But even as she even did more in the other frontiers of her mission her characteristic spirit kept radiating the artistic touch which made Nigeria atists accept her wholy.

“She is an example to everyone. I can tell you that Dr. Robin Sanders is a person to honour and emulate for her legacy. Therefore, it is with a certain tinge of pain that I say farewell to our dear friend, the Queen Mother of Ogidi Ijumu land. We know you were coming before you came, and we know that in your leaving Nigeria, you carry our hearts with you. So never a goodbye but until we meet again “ Okundaye enthused.

In his own appraisal, Okonta, who was upbeat throughout the event said that Nigeria will continue to remember the ambassador’s tenure as a good one. “She was an inspiration to the art community. She will not be forgotten easily because we need people like her,” Okonta said. In her response, Sanders used the occasion to explain her admiration for Nigeria’s rich artistic heritage, adding that what attracts her intrest most about the country’s artists is the energy and passion they exude. She also noted an abundance of individual talents. She listed her yearly Ambassador’s Special Self Help Program as one of the projects she has desgined to assist Nigerians. While revealing that she will never forget the country and the artists. the Ambassador who said that her stay in the country began in 2007, added that Nigeria will ever remain a home for her. She described the country as a great bastion of the arts. According to her, beyond an interest in Nigerian contemporary artists, she loves the country’s sculptures as well as her traditional arts.

Sanders said: “The art community in Nigeria is very vibrant. One of the memories that I will never forget about the artists here is the energy of the people. There is so much energy and innovativeness towards creativity. It is very interesting to see all these level of creativity all these years.”

She praised the event’s host, Mrs. Okundaye, for setting a pace with her arts. “Nike has demonstrated incredible spirit. She, by far, is one of the most talented artists.”

Sanders, a career member of the United State’s Senior Foreign Service, arrived in Nigeria in December 2007. Before coming, she had served as international adviser and deputy commandant at the industrial college of Armed forces in Washington, D.C. Prior to that position, she had equally served as the U.S. Ambassador to the Republic of Congo and as the director of public diplomacy for Africa for the State Department.
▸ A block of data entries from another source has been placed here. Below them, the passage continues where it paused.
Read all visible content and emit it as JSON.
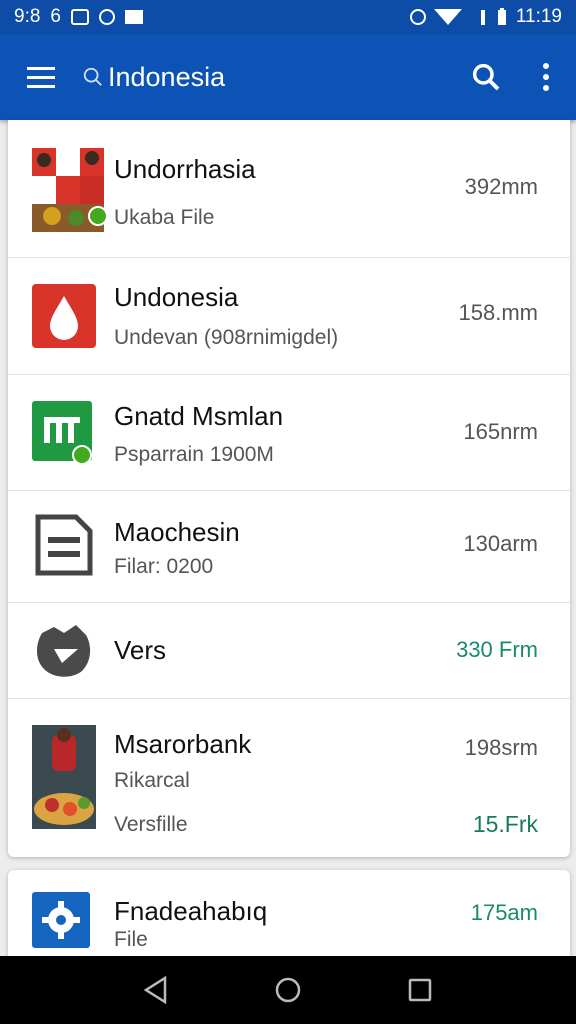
{
  "status_bar": {
    "time_left": "9:8",
    "carrier_glyph": "6",
    "time_right": "11:19"
  },
  "app_bar": {
    "query": "Indonesia",
    "icons": [
      "menu-icon",
      "search-icon",
      "more-vert-icon"
    ]
  },
  "items": [
    {
      "title": "Undorrhasia",
      "subtitle": "Ukaba File",
      "size": "392mm",
      "icon": "photo-collage-icon"
    },
    {
      "title": "Undonesia",
      "subtitle": "Undevan (908rnimigdel)",
      "size": "158.mm",
      "icon": "red-drop-app-icon"
    },
    {
      "title": "Gnatd Msmlan",
      "subtitle": "Psparrain 1900M",
      "size": "165nrm",
      "icon": "green-sheets-app-icon"
    },
    {
      "title": "Maochesin",
      "subtitle": "Filar: 0200",
      "size": "130arm",
      "icon": "document-file-icon"
    },
    {
      "title": "Vers",
      "subtitle": "",
      "size": "330 Frm",
      "icon": "gray-blob-icon"
    },
    {
      "title": "Msarorbank",
      "subtitle": "Rikarcal",
      "subtitle2": "Versfille",
      "size": "198srm",
      "size2": "15.Frk",
      "icon": "food-photo-icon"
    }
  ],
  "card2": {
    "title": "Fnadeahabıq",
    "subtitle": "File",
    "size": "175am",
    "icon": "settings-gear-icon"
  },
  "colors": {
    "app_bar": "#0d53b5",
    "status_bar": "#0d4da8",
    "accent_green": "#1a8a6c"
  },
  "nav": [
    "back-icon",
    "home-icon",
    "recents-icon"
  ]
}
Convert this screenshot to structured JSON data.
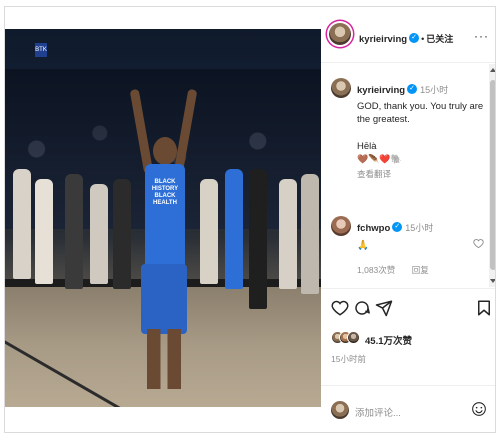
{
  "post": {
    "author": {
      "username": "kyrieirving",
      "follow_label": "已关注",
      "more_label": "···"
    },
    "caption": {
      "username": "kyrieirving",
      "time": "15小时",
      "text": "GOD, thank you. You truly are the greatest.",
      "signoff": "Hēlà",
      "emojis": "🤎🪶❤️🐘",
      "translate_label": "查看翻译"
    },
    "comment": {
      "username": "fchwpo",
      "time": "15小时",
      "text": "🙏",
      "likes_count": "1,083次赞",
      "reply_label": "回复"
    },
    "likes_text": "45.1万次赞",
    "post_time": "15小时前",
    "add_comment_placeholder": "添加评论...",
    "jersey_text": "BLACK HISTORY BLACK HEALTH",
    "photo_sign": "BTK"
  },
  "icons": {
    "like": "heart-icon",
    "comment": "comment-icon",
    "share": "share-icon",
    "save": "bookmark-icon",
    "emoji": "emoji-icon",
    "comment_like": "heart-icon"
  },
  "colors": {
    "verified": "#0095f6",
    "story_ring": "#d6249f",
    "jersey": "#2d6fd6"
  }
}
She served, on two occasions, as the Director for Africa at the US’ National Security Council (NSC) at the White House, and was the special assistant for Latin America, Africa and International crime for the Undersecretetary for political affairs at the State Department.